I'm spending Good Friday with my special little girl who is now almost taller than I am.  I thought I'd post this a little early.

A good mystery is great when you know the ending is just a few pages within your grasp.  This stamped needlework pattern is a great mystery with no such ending.  The pattern has no copyright,  no date, no company name or address to help me solve its history mystery.  Judging by the looks of the two-tone ink cover, I would say the kit comes from the 50's or 60's, but that's a twenty year guess.  The instructions appear to be typed out on a typewriter.   It does have the number "965."  It also claims to be printed in the United States.

(I must say that the instructions look like a headache in the making.)

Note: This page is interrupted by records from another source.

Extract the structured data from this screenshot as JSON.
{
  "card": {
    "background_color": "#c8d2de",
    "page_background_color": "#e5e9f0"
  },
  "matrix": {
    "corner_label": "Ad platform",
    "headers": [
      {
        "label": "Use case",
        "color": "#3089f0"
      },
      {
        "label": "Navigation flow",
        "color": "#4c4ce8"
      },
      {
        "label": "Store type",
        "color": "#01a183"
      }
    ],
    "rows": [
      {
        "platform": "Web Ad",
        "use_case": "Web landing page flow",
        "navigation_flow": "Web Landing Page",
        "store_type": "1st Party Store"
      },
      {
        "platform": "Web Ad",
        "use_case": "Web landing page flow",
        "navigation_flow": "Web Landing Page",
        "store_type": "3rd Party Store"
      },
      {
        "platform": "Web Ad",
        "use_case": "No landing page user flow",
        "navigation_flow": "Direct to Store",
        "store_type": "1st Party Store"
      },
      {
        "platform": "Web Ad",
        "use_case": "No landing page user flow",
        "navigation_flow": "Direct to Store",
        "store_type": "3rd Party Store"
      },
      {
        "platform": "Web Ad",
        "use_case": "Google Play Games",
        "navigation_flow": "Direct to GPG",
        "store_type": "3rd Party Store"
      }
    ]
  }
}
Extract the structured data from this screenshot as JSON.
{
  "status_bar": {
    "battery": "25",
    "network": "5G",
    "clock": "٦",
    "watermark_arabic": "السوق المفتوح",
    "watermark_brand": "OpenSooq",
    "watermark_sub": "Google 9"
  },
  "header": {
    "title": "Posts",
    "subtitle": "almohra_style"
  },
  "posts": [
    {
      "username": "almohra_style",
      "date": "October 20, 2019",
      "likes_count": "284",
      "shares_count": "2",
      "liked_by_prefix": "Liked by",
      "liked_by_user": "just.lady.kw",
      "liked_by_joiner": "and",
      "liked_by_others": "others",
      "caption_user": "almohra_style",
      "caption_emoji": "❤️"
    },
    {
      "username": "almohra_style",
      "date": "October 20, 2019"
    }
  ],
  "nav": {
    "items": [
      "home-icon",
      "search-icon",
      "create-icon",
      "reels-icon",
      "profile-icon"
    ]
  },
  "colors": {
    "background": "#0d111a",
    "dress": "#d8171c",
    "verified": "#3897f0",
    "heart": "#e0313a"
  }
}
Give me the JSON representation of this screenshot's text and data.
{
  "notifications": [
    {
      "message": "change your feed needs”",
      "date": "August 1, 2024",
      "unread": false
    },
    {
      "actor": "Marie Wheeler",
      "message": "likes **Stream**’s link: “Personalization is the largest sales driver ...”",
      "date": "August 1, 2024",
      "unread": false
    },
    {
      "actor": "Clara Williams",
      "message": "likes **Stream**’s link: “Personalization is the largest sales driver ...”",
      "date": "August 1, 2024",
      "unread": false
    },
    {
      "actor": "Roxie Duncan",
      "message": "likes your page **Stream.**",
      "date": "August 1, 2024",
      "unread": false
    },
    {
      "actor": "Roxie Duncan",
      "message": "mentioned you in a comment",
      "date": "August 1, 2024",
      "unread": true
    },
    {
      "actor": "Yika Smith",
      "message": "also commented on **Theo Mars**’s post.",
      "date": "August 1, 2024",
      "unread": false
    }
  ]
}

The stamped pattern is very light and somewhat difficult to photograph.  I hope you can see it well enough to capture a glimpse of DaVinci's masterpiece.  I wonder how the painter would feel to know his creation was now a stamped embroidery design.  What do you think?  Is imitation always the highest form of flattery?

Whenever I look at DaVinci's Last Supper, I wonder what Christ is thinking.  He knows that soon one of those at the table will betray Him.

When He announces the fact to His followers, they begin to question, "Is it I?"

I can just see the disciples looking at each other, too. . . thinking, Is it you?

Jesus quickly tells the betrayer Judas to leave while Jesus and the disciples finish their supper.

This Friday, although I'll be with my special girl, I'll also be thanking my Lord.
When He faced death on that cross and took upon himself the sin of the world, He took my sin, too.

Thank you, Jesus.


"For God so loved the world that He gave his only begotten Son,
that whosoever believeth in Him, should not perish,
but have everlasting life."
John 3:16